Professor Heinz's welcome and provocative essay serves us all. What we are about is both important and delicate enough to demand being constantly rethought. And Heinz will make us think. Many will find focussed and verbalized in his essay a vigorous defense of what they will wish they had said. And for those who disagree, there is the opportunity and obligation to identify what it is they oppose, and why.
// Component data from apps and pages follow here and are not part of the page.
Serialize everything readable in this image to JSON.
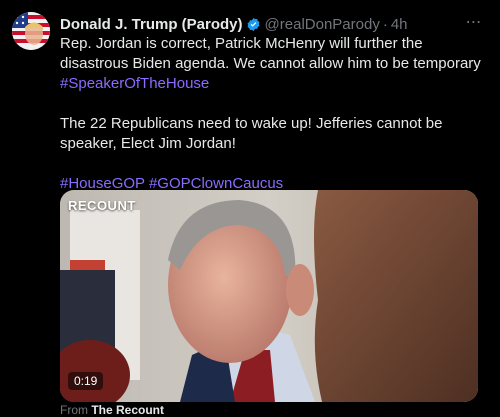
{
  "author": {
    "name": "Donald J. Trump (Parody)",
    "handle": "@realDonParody",
    "separator": "·",
    "time": "4h",
    "verified_color": "#1d9bf0",
    "avatar_icon": "flag-avatar"
  },
  "more_icon": "⋯",
  "post": {
    "line1": "Rep. Jordan is correct, Patrick McHenry will further the disastrous Biden agenda. We cannot allow him to be temporary ",
    "hashtag1": "#SpeakerOfTheHouse",
    "line2": "The 22 Republicans need to wake up! Jefferies cannot be speaker, Elect Jim Jordan!",
    "hashtag2": "#HouseGOP",
    "hashtag3": "#GOPClownCaucus"
  },
  "media": {
    "watermark": "RECOUNT",
    "duration": "0:19"
  },
  "source": {
    "prefix": "From",
    "name": "The Recount"
  },
  "colors": {
    "background": "#000000",
    "hashtag": "#8b6cff",
    "muted": "#71767b"
  }
}
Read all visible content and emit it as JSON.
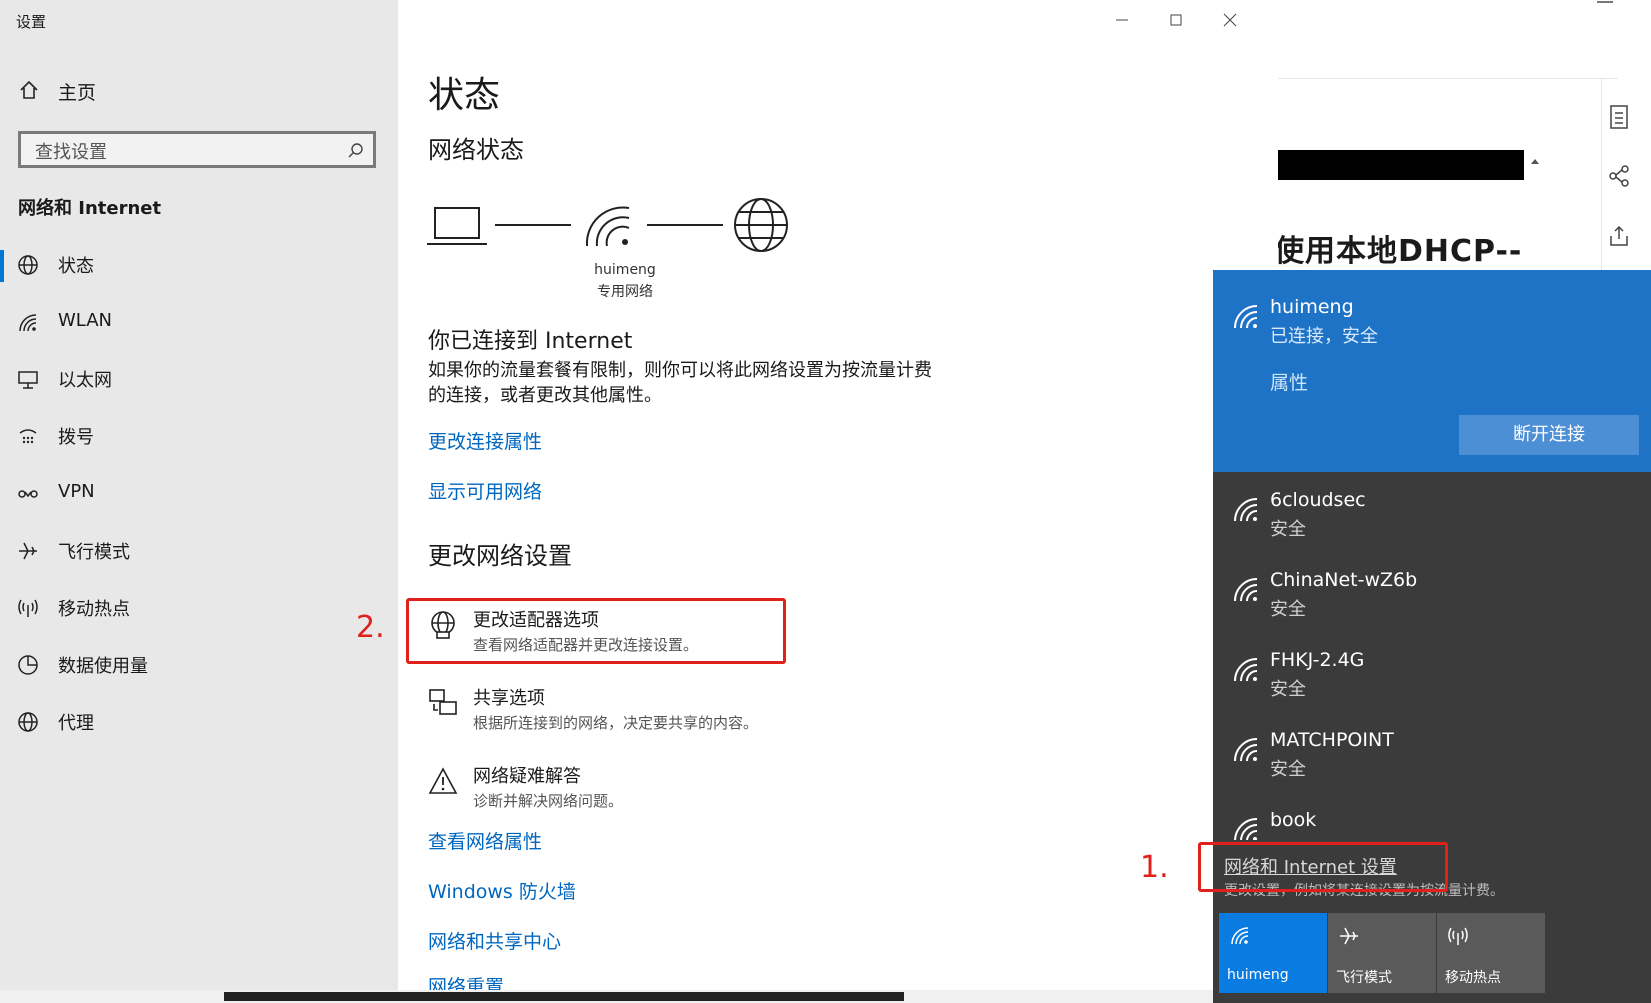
{
  "app_title": "设置",
  "sidebar": {
    "home": "主页",
    "search_placeholder": "查找设置",
    "section": "网络和 Internet",
    "items": [
      {
        "label": "状态",
        "icon": "globe-icon"
      },
      {
        "label": "WLAN",
        "icon": "wifi-icon"
      },
      {
        "label": "以太网",
        "icon": "ethernet-icon"
      },
      {
        "label": "拨号",
        "icon": "dialup-icon"
      },
      {
        "label": "VPN",
        "icon": "vpn-icon"
      },
      {
        "label": "飞行模式",
        "icon": "airplane-icon"
      },
      {
        "label": "移动热点",
        "icon": "hotspot-icon"
      },
      {
        "label": "数据使用量",
        "icon": "data-usage-icon"
      },
      {
        "label": "代理",
        "icon": "proxy-icon"
      }
    ]
  },
  "main": {
    "title": "状态",
    "network_status": "网络状态",
    "network_name": "huimeng",
    "network_type": "专用网络",
    "connected_title": "你已连接到 Internet",
    "connected_desc": "如果你的流量套餐有限制，则你可以将此网络设置为按流量计费的连接，或者更改其他属性。",
    "link_change_props": "更改连接属性",
    "link_show_networks": "显示可用网络",
    "change_settings": "更改网络设置",
    "options": [
      {
        "title": "更改适配器选项",
        "desc": "查看网络适配器并更改连接设置。"
      },
      {
        "title": "共享选项",
        "desc": "根据所连接到的网络，决定要共享的内容。"
      },
      {
        "title": "网络疑难解答",
        "desc": "诊断并解决网络问题。"
      }
    ],
    "link_view_props": "查看网络属性",
    "link_firewall": "Windows 防火墙",
    "link_sharing_center": "网络和共享中心",
    "link_reset": "网络重置",
    "annotation_2": "2.",
    "annotation_1": "1."
  },
  "background": {
    "heading": "使用本地DHCP--"
  },
  "flyout": {
    "active": {
      "name": "huimeng",
      "status": "已连接，安全",
      "properties": "属性",
      "disconnect": "断开连接"
    },
    "networks": [
      {
        "name": "6cloudsec",
        "sub": "安全"
      },
      {
        "name": "ChinaNet-wZ6b",
        "sub": "安全"
      },
      {
        "name": "FHKJ-2.4G",
        "sub": "安全"
      },
      {
        "name": "MATCHPOINT",
        "sub": "安全"
      },
      {
        "name": "book",
        "sub": ""
      }
    ],
    "settings_link": "网络和 Internet 设置",
    "settings_desc": "更改设置，例如将某连接设置为按流量计费。",
    "quick": [
      {
        "label": "huimeng",
        "icon": "wifi-icon"
      },
      {
        "label": "飞行模式",
        "icon": "airplane-icon"
      },
      {
        "label": "移动热点",
        "icon": "hotspot-icon"
      }
    ]
  },
  "colors": {
    "accent": "#0078d7",
    "link": "#0067c0",
    "annotation": "#e0201a",
    "flyout_active": "#1e73c7"
  }
}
Two disagreements will be expressed here: one is simply a matter of fact, but worth noting; the other is a matter of principle, and is worth debating. The factual matter is simply that, as far as I can detect, the “generally prevailing paradigm” which Heinz laments, at least as it involves “refraining from anything theological,” is not as prevalent on Catholic campuses as it may be elsewhere. The kind of theology that goes on is varied; there may be less of what Patrick Gaffney wants than of what Anne Carr thinks is necessary, but theology goes on. And not all of it can be characterized by either “objectivity” or “neutrality.” Heinz would, I believe, find some of it to his liking.